The euphoria was relatively short-lived, but at least people had learned a good
Even so, the pundits kept selling the same bill of goods about
how over the long term, the stock market always makes money. They brought out charts
of the DOW with arrows pointing to gains made over 30-years periods and labels showing
why now is the time to buy, buy, buy. What they fail to point out, of course, is
that the theory holds true mainly if you were able to invest a huge lump of money
at the beginning of the 30-year period. That, of course, is the period when most
people are earning the least they ever will earn and subsequently have the least
available for investment.
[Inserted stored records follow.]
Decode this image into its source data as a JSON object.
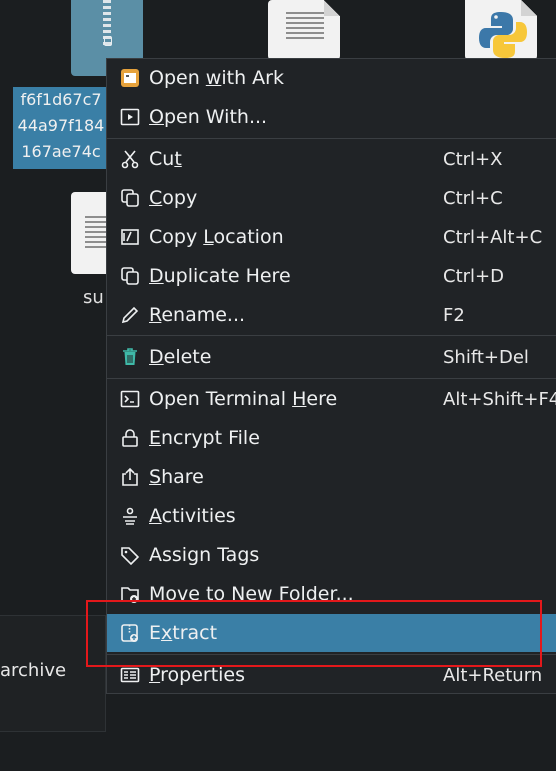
{
  "desktop": {
    "selected_file_lines": [
      "f6f1d67c7",
      "44a97f184",
      "167ae74c"
    ],
    "su_label": "su",
    "archive_label": "archive"
  },
  "menu": {
    "items": [
      {
        "pre": "Open ",
        "u": "w",
        "post": "ith Ark",
        "shortcut": "",
        "icon": "ark-icon"
      },
      {
        "pre": "",
        "u": "O",
        "post": "pen With...",
        "shortcut": "",
        "icon": "open-with-icon"
      },
      {
        "pre": "Cu",
        "u": "t",
        "post": "",
        "shortcut": "Ctrl+X",
        "icon": "cut-icon"
      },
      {
        "pre": "",
        "u": "C",
        "post": "opy",
        "shortcut": "Ctrl+C",
        "icon": "copy-icon"
      },
      {
        "pre": "Copy ",
        "u": "L",
        "post": "ocation",
        "shortcut": "Ctrl+Alt+C",
        "icon": "copy-location-icon"
      },
      {
        "pre": "",
        "u": "D",
        "post": "uplicate Here",
        "shortcut": "Ctrl+D",
        "icon": "duplicate-icon"
      },
      {
        "pre": "",
        "u": "R",
        "post": "ename...",
        "shortcut": "F2",
        "icon": "rename-icon"
      },
      {
        "pre": "",
        "u": "D",
        "post": "elete",
        "shortcut": "Shift+Del",
        "icon": "trash-icon"
      },
      {
        "pre": "Open Terminal ",
        "u": "H",
        "post": "ere",
        "shortcut": "Alt+Shift+F4",
        "icon": "terminal-icon"
      },
      {
        "pre": "",
        "u": "E",
        "post": "ncrypt File",
        "shortcut": "",
        "icon": "lock-icon"
      },
      {
        "pre": "",
        "u": "S",
        "post": "hare",
        "shortcut": "",
        "icon": "share-icon"
      },
      {
        "pre": "",
        "u": "A",
        "post": "ctivities",
        "shortcut": "",
        "icon": "activities-icon"
      },
      {
        "pre": "Assign Tags",
        "u": "",
        "post": "",
        "shortcut": "",
        "icon": "tag-icon"
      },
      {
        "pre": "Move to ",
        "u": "N",
        "post": "ew Folder...",
        "shortcut": "",
        "icon": "folder-new-icon"
      },
      {
        "pre": "E",
        "u": "x",
        "post": "tract",
        "shortcut": "",
        "icon": "extract-icon"
      },
      {
        "pre": "",
        "u": "P",
        "post": "roperties",
        "shortcut": "Alt+Return",
        "icon": "properties-icon"
      }
    ],
    "submenu_arrow": "▸"
  }
}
In later years, when there will be less time remaining
to realize any gains, the implications of short-term market fluctuations can - and
have been - deadly.
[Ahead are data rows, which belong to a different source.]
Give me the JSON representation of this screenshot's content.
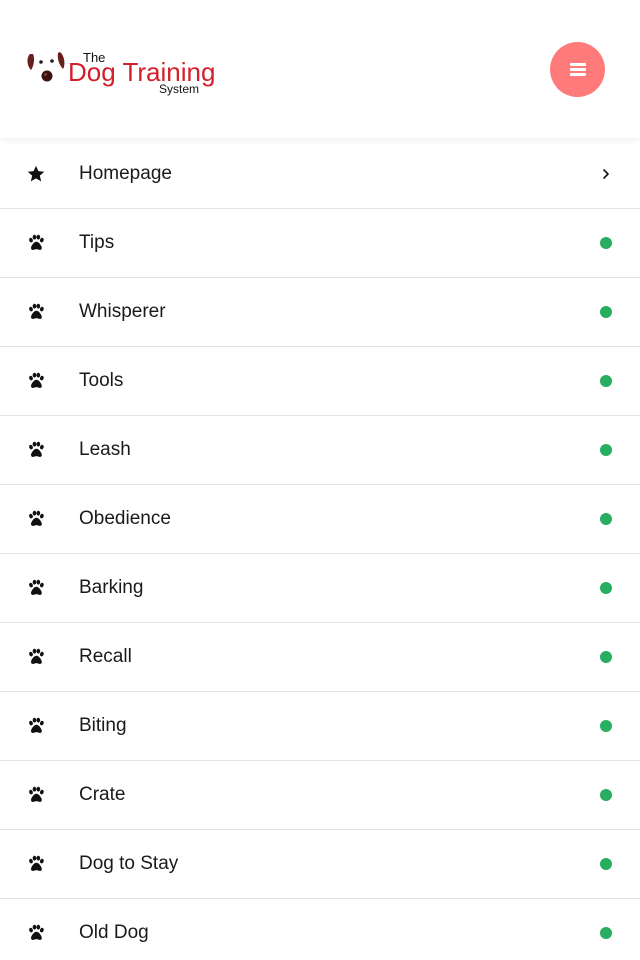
{
  "colors": {
    "accent": "#ff7b7b",
    "status_dot": "#27ae60",
    "brand_red": "#d21f2b",
    "text": "#1a1a1a"
  },
  "header": {
    "logo": {
      "line1": "The",
      "line2": "Dog Training",
      "line3": "System"
    },
    "menu_icon": "hamburger-icon"
  },
  "nav": {
    "items": [
      {
        "label": "Homepage",
        "icon": "star-icon",
        "end": "chevron-right-icon"
      },
      {
        "label": "Tips",
        "icon": "paw-icon",
        "end": "status-dot"
      },
      {
        "label": "Whisperer",
        "icon": "paw-icon",
        "end": "status-dot"
      },
      {
        "label": "Tools",
        "icon": "paw-icon",
        "end": "status-dot"
      },
      {
        "label": "Leash",
        "icon": "paw-icon",
        "end": "status-dot"
      },
      {
        "label": "Obedience",
        "icon": "paw-icon",
        "end": "status-dot"
      },
      {
        "label": "Barking",
        "icon": "paw-icon",
        "end": "status-dot"
      },
      {
        "label": "Recall",
        "icon": "paw-icon",
        "end": "status-dot"
      },
      {
        "label": "Biting",
        "icon": "paw-icon",
        "end": "status-dot"
      },
      {
        "label": "Crate",
        "icon": "paw-icon",
        "end": "status-dot"
      },
      {
        "label": "Dog to Stay",
        "icon": "paw-icon",
        "end": "status-dot"
      },
      {
        "label": "Old Dog",
        "icon": "paw-icon",
        "end": "status-dot"
      }
    ]
  }
}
Largely at the encouragement of, and through the manipulation
of the government, the majority of people have been convinced (or coerced) to be
spenders and/or investors in the markets rather than savers - that is if they have
the ability and are inclined to make monetary investments in the future. That makes
nearly everyone a "global player" because their fortunes are tied directly to the
performance of stock values in the marketplace. I am old enough to remember a time
when most of the people I worked with never even mentioned the stock market, and
certainly did not worry about whether it was going up or down. The overall savings
rate for Americans in 2006 was -1%, which means people are spending more than they
make. Still, anyone caught up in the savings & loan debacle in the 1980s is
aware of how even savings are not a guarantee of financial security. At least with
that, depositors eventually got their money back - often on the backs of taxpayer-funded
bailouts. There is nobody or no institution to bail out the people who have and/or
are losing wealth in stock market based retirement programs.
It seems, however,
that many of the corporations are being quietly aided in back-handed ways by the
world banks. Look at the current situation with the sub-prime, and marginal qualification
mortgage lenders and related activities. Shareholders are losing their shirts, while
methods are being put in place to provide relief to the institutions themselves
(and of course their heads). Who knows where that money is coming from? A lot is
funneled via creative accounting from the Federal Reserve and many never-to-be-discovered
sources. With the initial crisis last fall, we heard news of the high-risk lending
policies being halted, and the companies being blamed for predatory practices (sure
would not want to blame the dunderheaded borrowers), and we just assumed that would
spell the end of it. Ha! Just three weeks ago we sold our house to an unmarried
couple who were able to borrow not only the full purchase price of the house, but
additional money to cover closing costs and even have a couple thou in their pockets
after settlement. The lender's name: Bank of America - sound familiar? I guarantee
there were plenty of people with retirement portfolios filled with BoA stocks.
Am I alone in suspecting that there is some intentional manipulation of retirement
investment funds? How can it be that so many retirement funds are performing so
dismally, while there are obviously many investors actually making good money? Do
the investment companies assign retirement accounts to their lowest-performing employees
as the last act before putting them out on the street? Can it really be as simple
as professional incompetence, or is something more devious at work here? I suspect
that somewhere along the way, retirement accounts have become the dumping ground
for the poor investing of fund management businesses. They know that most participants
are now watching closely, either out of ignorance or empathy. After all, by now
nobody really expects much from the markets, right? Even if people do catch on,
what can they really do about it? There has to be a lot of financial institution
boardroom backslapping going on around the world.
How about you? Is your retirement plan suffering?